Broken Bones. Broken bones are among the most common injuries sustained by pedestrians who are struck by cars, trucks, or other motorized vehicles. These injuries occur when an external force causes a break in the continuity of a bone. Broken bones can be extremely painful and can require intensive medical treatment to correct.
Emotional Trauma. Not all injuries are physical. In fact, even if an individual does not suffer permanent physical injuries, he or she may suffer lasting emotional trauma. Because being struck by a vehicle is a traumatic experience, pedestrians may be unable to cope with the emotional trauma it causes.

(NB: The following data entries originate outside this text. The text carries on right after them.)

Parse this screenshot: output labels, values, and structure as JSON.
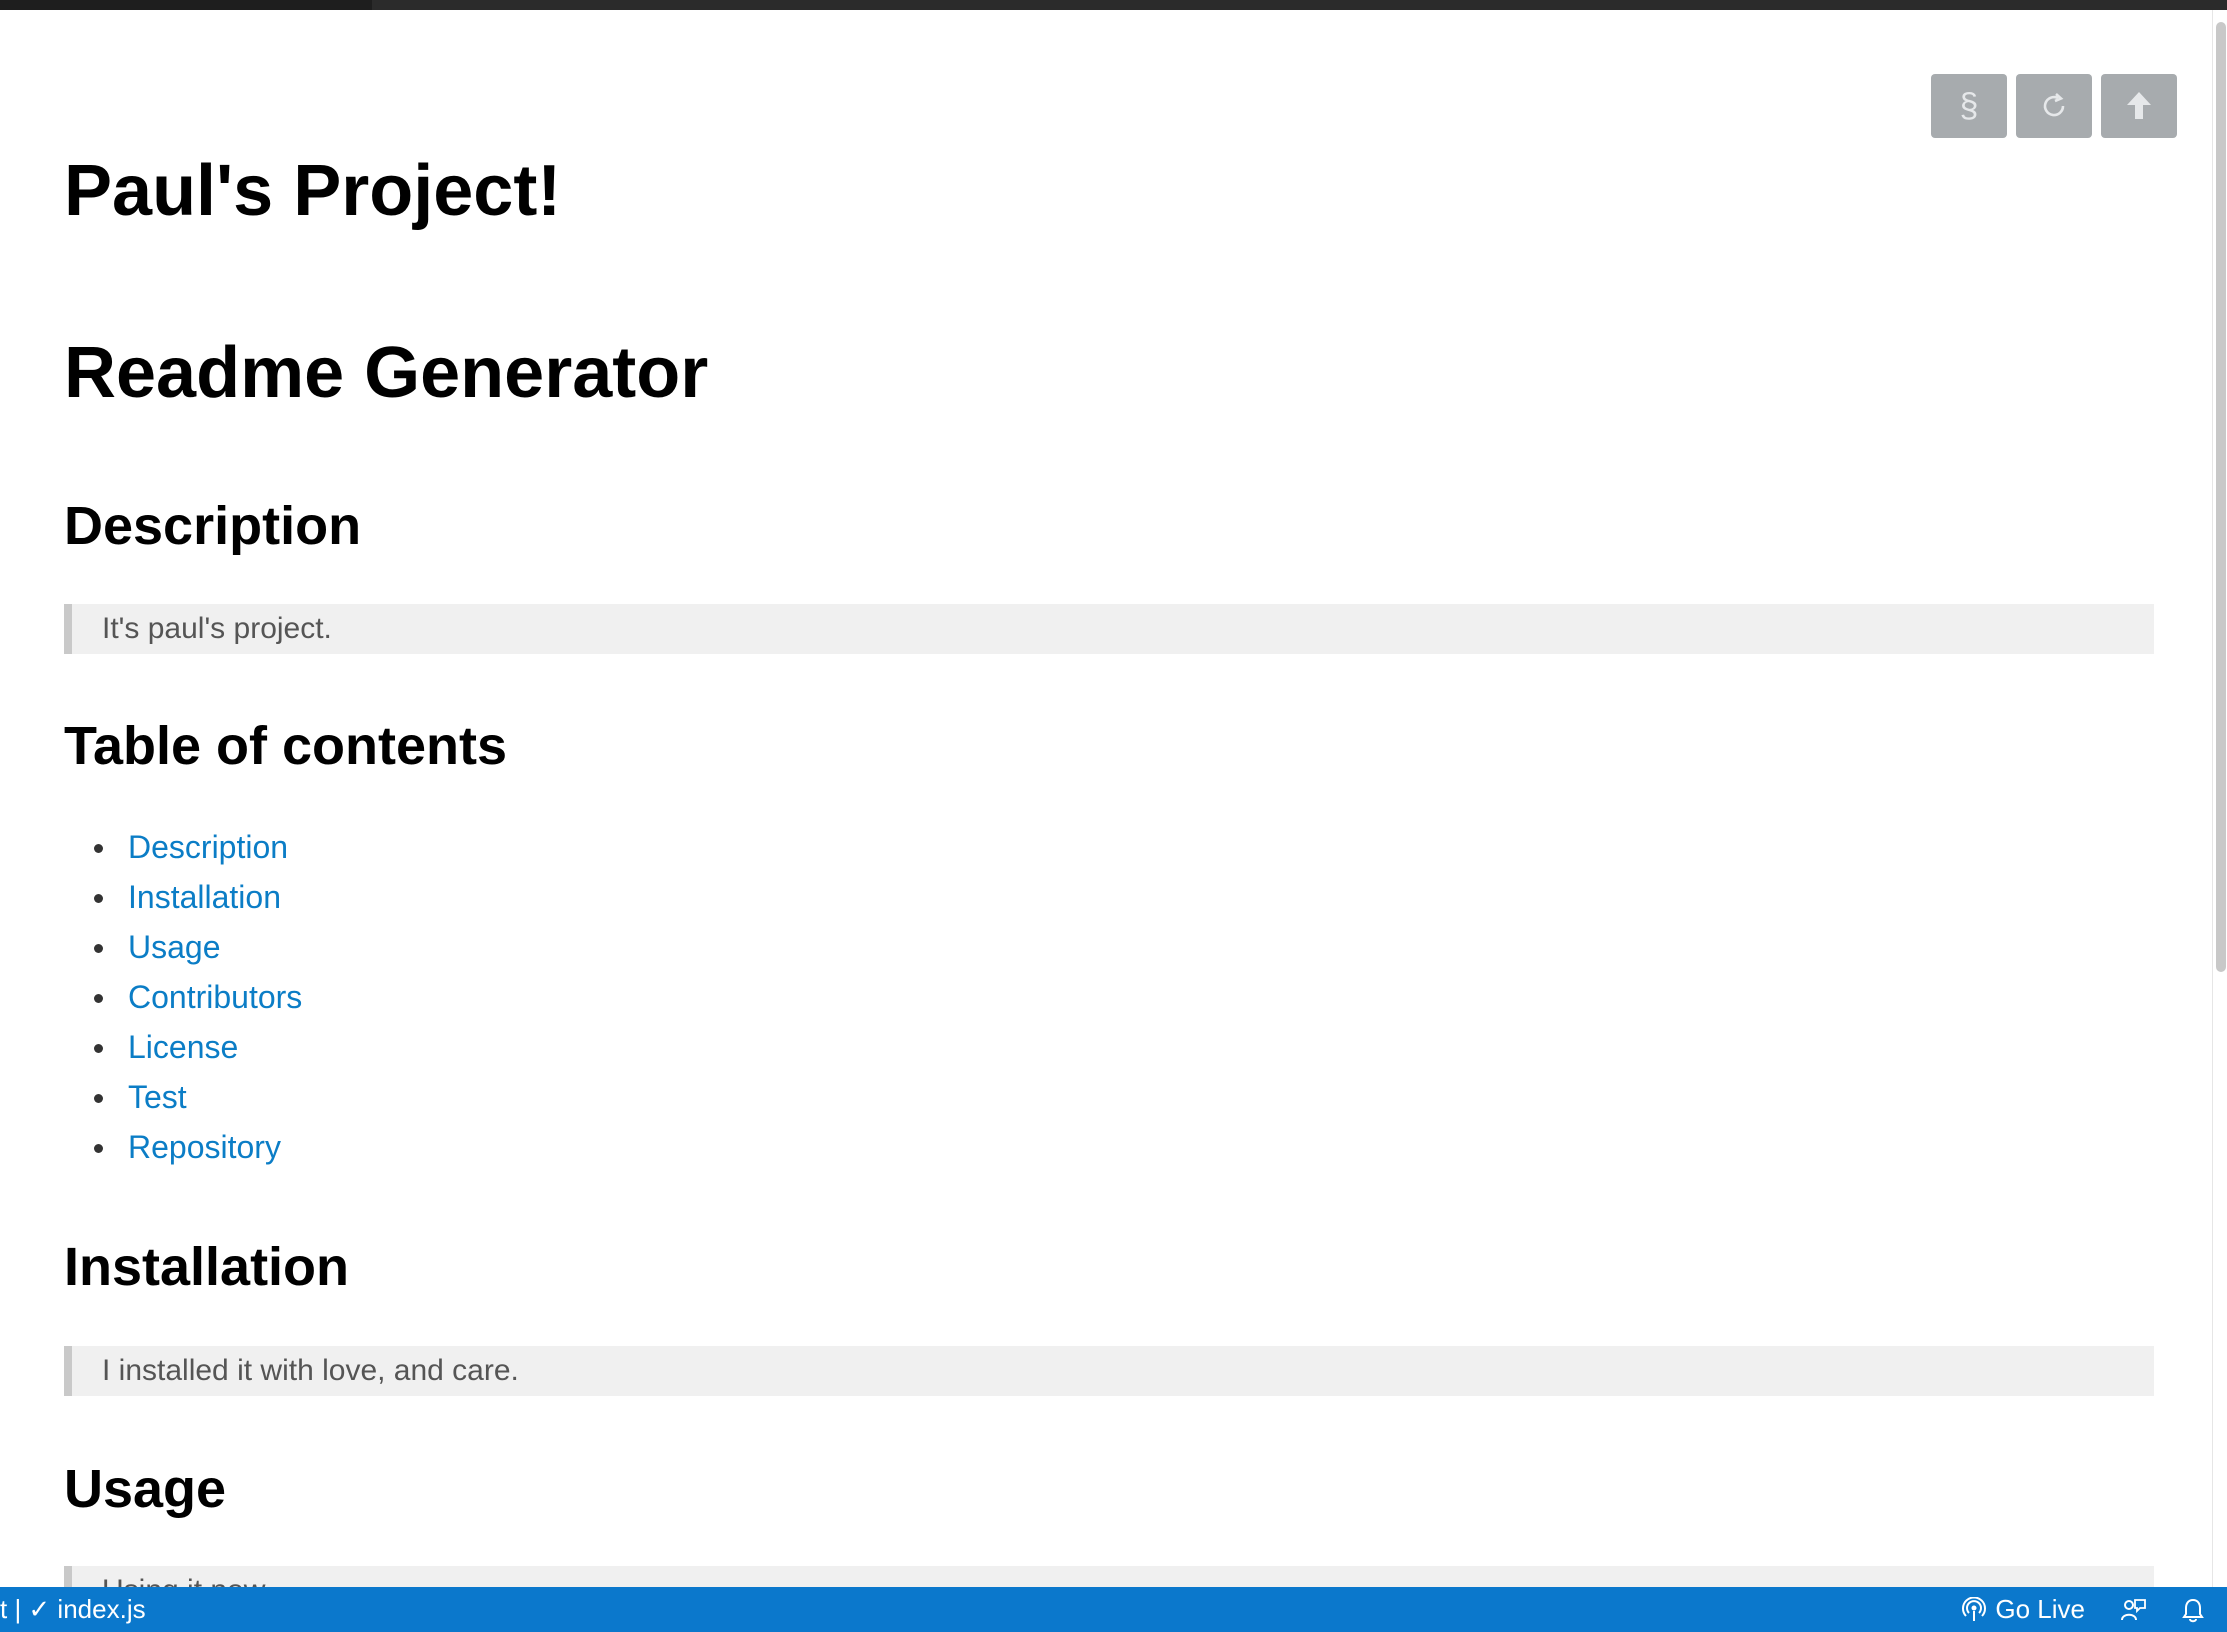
{
  "toolbar": {
    "section_icon": "§",
    "refresh_icon": "⟳",
    "upload_icon": "⬆"
  },
  "doc": {
    "title": "Paul's Project!",
    "subtitle": "Readme Generator",
    "description_heading": "Description",
    "description_text": "It's paul's project.",
    "toc_heading": "Table of contents",
    "toc_items": [
      "Description",
      "Installation",
      "Usage",
      "Contributors",
      "License",
      "Test",
      "Repository"
    ],
    "installation_heading": "Installation",
    "installation_text": "I installed it with love, and care.",
    "usage_heading": "Usage",
    "usage_text": "Using it now."
  },
  "statusbar": {
    "left_text": "t | ✓ index.js",
    "go_live_label": "Go Live"
  },
  "colors": {
    "link": "#0b7dc6",
    "statusbar": "#0b78cc",
    "toolbar_button": "#a7abae",
    "blockquote_bg": "#f0f0f0"
  }
}
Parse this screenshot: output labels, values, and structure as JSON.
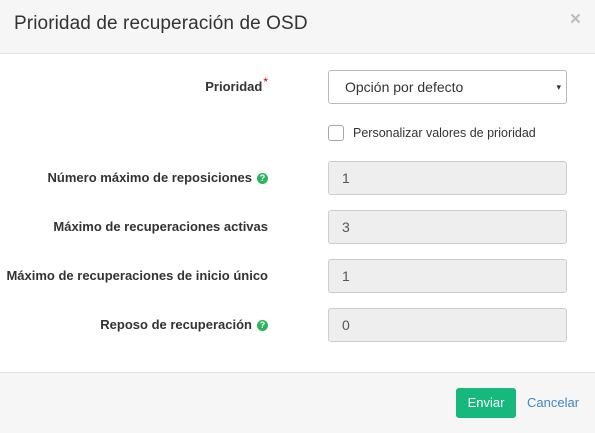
{
  "dialog": {
    "title": "Prioridad de recuperación de OSD",
    "close_symbol": "×"
  },
  "form": {
    "priority": {
      "label": "Prioridad",
      "required_mark": "*",
      "selected": "Opción por defecto",
      "caret": "▾"
    },
    "customize_checkbox": {
      "label": "Personalizar valores de prioridad",
      "checked": false
    },
    "fields": [
      {
        "label": "Número máximo de reposiciones",
        "value": "1",
        "has_help": true,
        "help_icon": "question-circle"
      },
      {
        "label": "Máximo de recuperaciones activas",
        "value": "3",
        "has_help": false
      },
      {
        "label": "Máximo de recuperaciones de inicio único",
        "value": "1",
        "has_help": false
      },
      {
        "label": "Reposo de recuperación",
        "value": "0",
        "has_help": true,
        "help_icon": "question-circle"
      }
    ],
    "help_symbol": "?"
  },
  "footer": {
    "submit_label": "Enviar",
    "cancel_label": "Cancelar"
  },
  "colors": {
    "primary_button": "#16b87d",
    "help_icon": "#2db35d",
    "link": "#3f85c8",
    "required": "#cc0000"
  }
}
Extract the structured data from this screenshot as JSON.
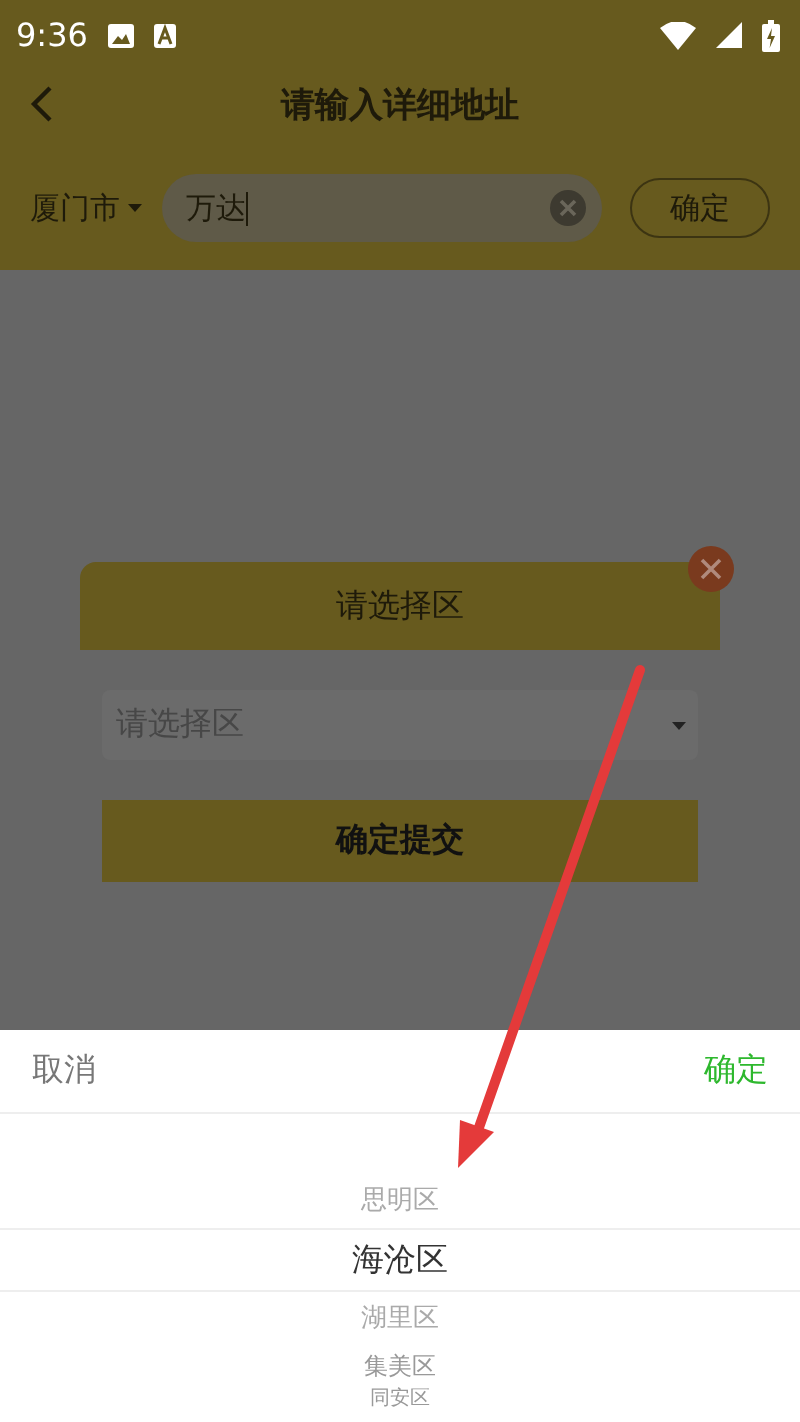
{
  "status_bar": {
    "time": "9:36"
  },
  "header": {
    "title": "请输入详细地址"
  },
  "search": {
    "city": "厦门市",
    "value": "万达",
    "button": "确定"
  },
  "dialog": {
    "title": "请选择区",
    "select": {
      "placeholder": "请选择区"
    },
    "submit": "确定提交"
  },
  "picker": {
    "cancel": "取消",
    "confirm": "确定",
    "options": [
      {
        "label": "思明区",
        "selected": false
      },
      {
        "label": "海沧区",
        "selected": true
      },
      {
        "label": "湖里区",
        "selected": false
      },
      {
        "label": "集美区",
        "selected": false
      },
      {
        "label": "同安区",
        "selected": false
      }
    ]
  }
}
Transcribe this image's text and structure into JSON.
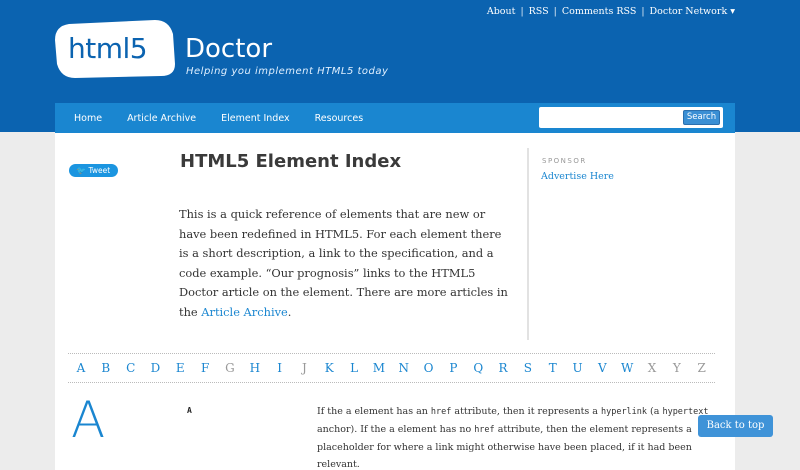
{
  "top_links": [
    "About",
    "RSS",
    "Comments RSS",
    "Doctor Network ▾"
  ],
  "logo": {
    "html5": "html5",
    "doctor": "Doctor",
    "tagline": "Helping you implement HTML5 today"
  },
  "nav": {
    "items": [
      "Home",
      "Article Archive",
      "Element Index",
      "Resources"
    ]
  },
  "search": {
    "button": "Search",
    "value": ""
  },
  "tweet": "Tweet",
  "page": {
    "title": "HTML5 Element Index",
    "intro_pre": "This is a quick reference of elements that are new or have been redefined in HTML5. For each element there is a short description, a link to the specification, and a code example. “Our prognosis” links to the HTML5 Doctor article on the element. There are more articles in the ",
    "intro_link": "Article Archive",
    "intro_post": "."
  },
  "sidebar": {
    "sponsor_label": "SPONSOR",
    "advertise": "Advertise Here"
  },
  "alphabet": [
    {
      "l": "A",
      "on": true
    },
    {
      "l": "B",
      "on": true
    },
    {
      "l": "C",
      "on": true
    },
    {
      "l": "D",
      "on": true
    },
    {
      "l": "E",
      "on": true
    },
    {
      "l": "F",
      "on": true
    },
    {
      "l": "G",
      "on": false
    },
    {
      "l": "H",
      "on": true
    },
    {
      "l": "I",
      "on": true
    },
    {
      "l": "J",
      "on": false
    },
    {
      "l": "K",
      "on": true
    },
    {
      "l": "L",
      "on": true
    },
    {
      "l": "M",
      "on": true
    },
    {
      "l": "N",
      "on": true
    },
    {
      "l": "O",
      "on": true
    },
    {
      "l": "P",
      "on": true
    },
    {
      "l": "Q",
      "on": true
    },
    {
      "l": "R",
      "on": true
    },
    {
      "l": "S",
      "on": true
    },
    {
      "l": "T",
      "on": true
    },
    {
      "l": "U",
      "on": true
    },
    {
      "l": "V",
      "on": true
    },
    {
      "l": "W",
      "on": true
    },
    {
      "l": "X",
      "on": false
    },
    {
      "l": "Y",
      "on": false
    },
    {
      "l": "Z",
      "on": false
    }
  ],
  "section": {
    "letter": "A",
    "element_name": "A",
    "desc_1": "If the a element has an ",
    "code_href": "href",
    "desc_2": " attribute, then it represents a ",
    "code_hyperlink": "hyperlink",
    "desc_3": " (a ",
    "code_hypertext": "hypertext",
    "desc_4": " anchor). If the a element has no ",
    "code_href2": "href",
    "desc_5": " attribute, then the element represents a placeholder for where a link might otherwise have been placed, if it had been relevant."
  },
  "back_to_top": "Back to top",
  "colors": {
    "brand_blue": "#0b63b0",
    "nav_blue": "#1a86d0"
  }
}
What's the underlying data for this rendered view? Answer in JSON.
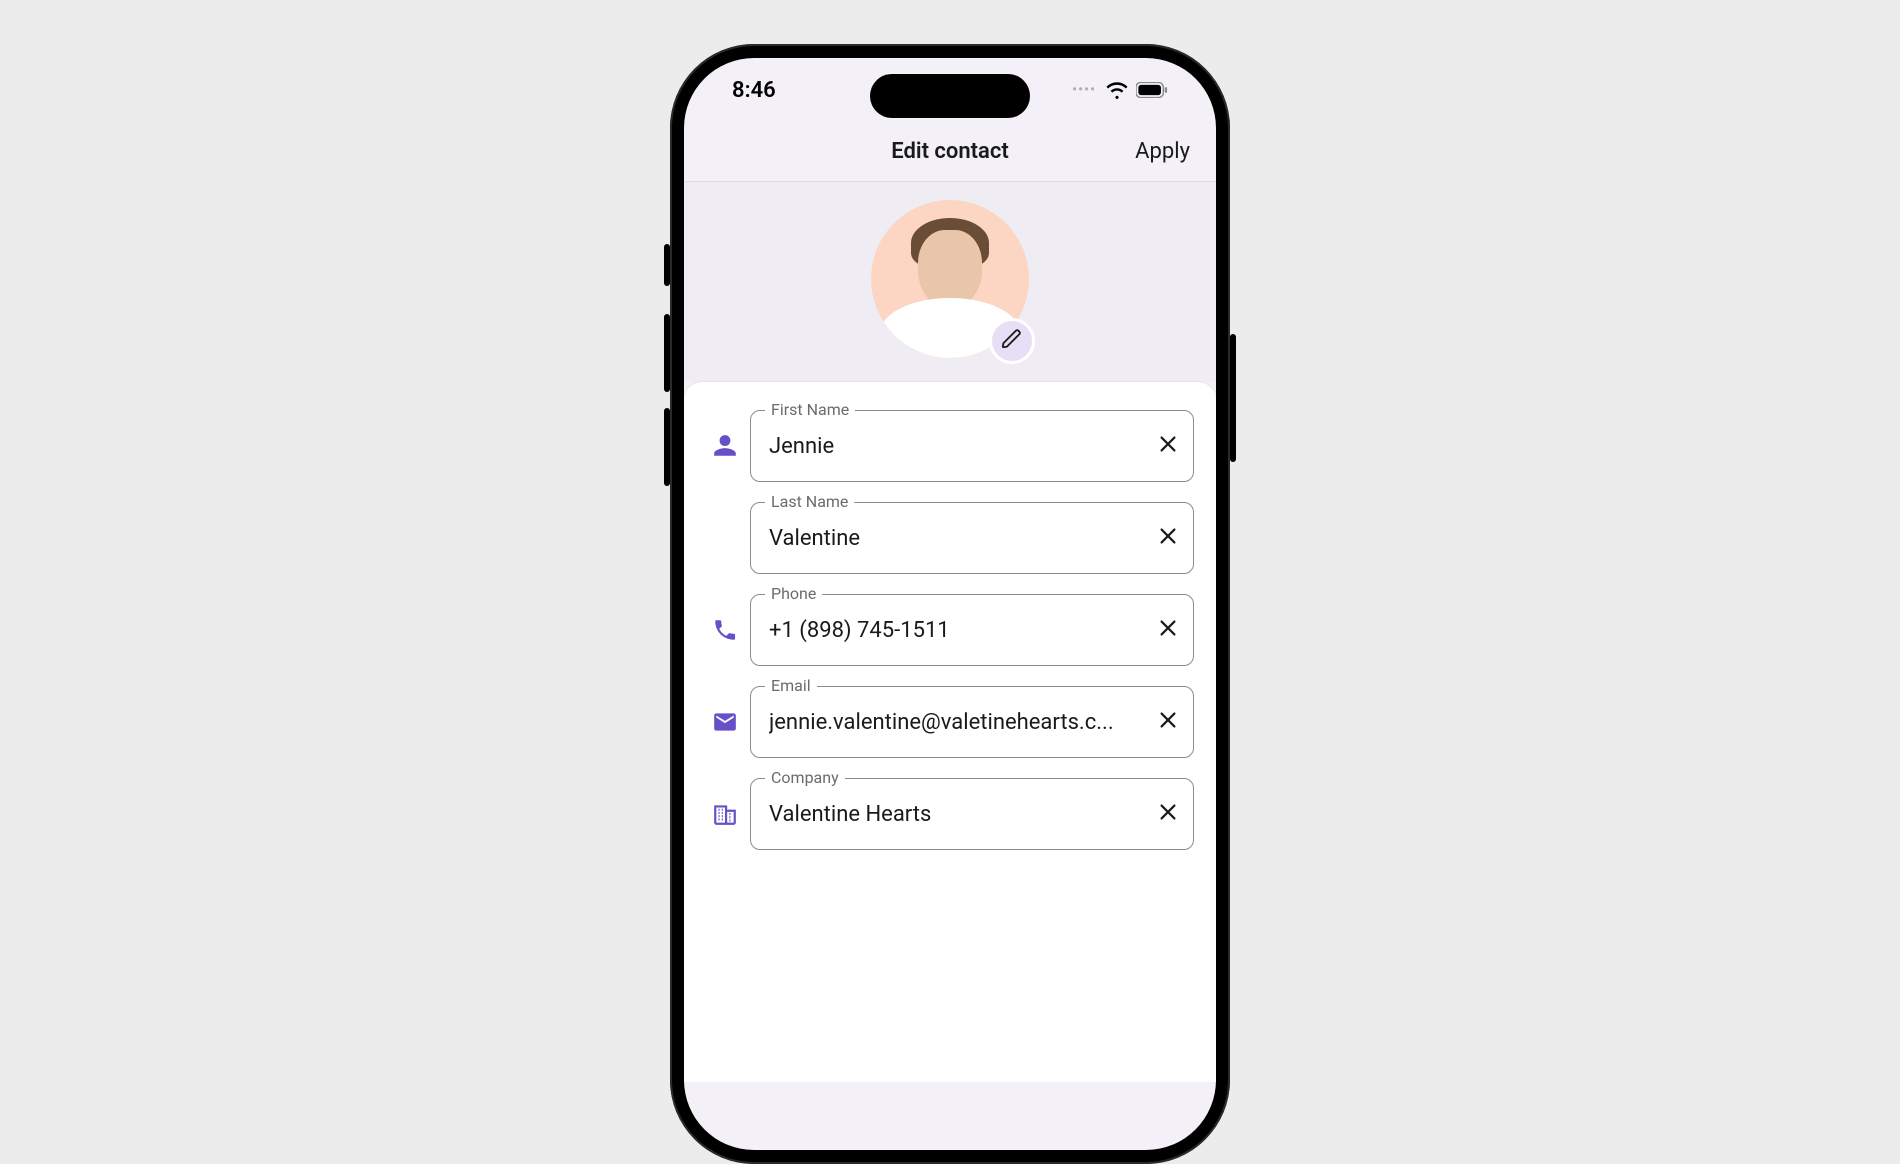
{
  "status": {
    "time": "8:46"
  },
  "nav": {
    "title": "Edit contact",
    "apply": "Apply"
  },
  "fields": {
    "first_name": {
      "label": "First Name",
      "value": "Jennie"
    },
    "last_name": {
      "label": "Last Name",
      "value": "Valentine"
    },
    "phone": {
      "label": "Phone",
      "value": "+1 (898) 745-1511"
    },
    "email": {
      "label": "Email",
      "value": "jennie.valentine@valetinehearts.c..."
    },
    "company": {
      "label": "Company",
      "value": "Valentine Hearts"
    }
  }
}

Death. Pedestrians being struck by a vehicle are at high risk of death. This is caused not only by the sheer size of vehicles but also because of the lack of protection for the pedestrian. The National Highway Traffic Safety Administration reported that there were 4,735 pedestrian deaths in 2013. Pedestrians are one of the few groups witnessing an increase in traffic-related deaths.
A pedestrian hit by a car traveling 15 miles per hour or less is not likely to sustain fatal injuries. Any faster, however, and the risk of severe injuries or death increases. The highest pedestrian accident rate is for 5- to 9-year-old boys, an age group most likely to dart into traffic. Though the elderly tend to be more cautious as pedestrians, they suffer almost twice the risk of death compared to children under the age of 14.
What is Duty of Care in South Carolina?
The duty of care is a requirement that a person act toward others and the public with the watchfulness, attention, caution, and prudence that a reasonable person in the circumstances would use. If a person’s actions do not meet this standard of care, then the acts are considered negligent, and any damages resulting may be claimed in a lawsuit for negligence. Usually, pedestrian-vehicle accident cases hinge on the duty of care owed by those involved. Both drivers and pedestrians must follow the rules of the road and exercise reasonable care. In many cases, it may seem obvious who was negligent, but the courts look at numerous factors in applying the facts to the negligence elements. A person who negligently operates a vehicle may be required to pay damages for personal and property damage caused by that negligence.
Driver’s Duty of Care
Generally, drivers must exercise reasonable care under the circumstances and failure to do so is considered negligence. A few of the most common factors contributing to driver negligence are:
- Distracted driving
- Failing to yield the right of way to pedestrians at crosswalks
- Disobeying traffic signs or signals
- Failing to signal while turning
- Disregarding weather or traffic conditions
- Driving under the influence of drugs or alcohol
Pedestrian’s Duty of Care
A pedestrian must exercise reasonable care for his or her own safety. The care required must be proportionate to the danger to be avoided and reasonably anticipated consequences. Contributory negligence may be assessed against a pedestrian if they failed to exercise such care and contributed to the cause of their own injuries.
A few of the most common factors contributing to pedestrian negligence are:
- Ignoring the “walk” signal at an intersection
- Entering traffic and disrupt the flow
- Failing to use marked crosswalks
- Darting in front of a vehicle
If you or someone you know has been injured in a pedestrian accident, it is imperative to contact experienced personal injury attorneys as soon as possible. In many cases, you can recover significant compensation for your injuries and other losses associated with the accident. Contact the Lewis Law Firm, we are skilled personal injury attorneys who are committed to helping victims recover.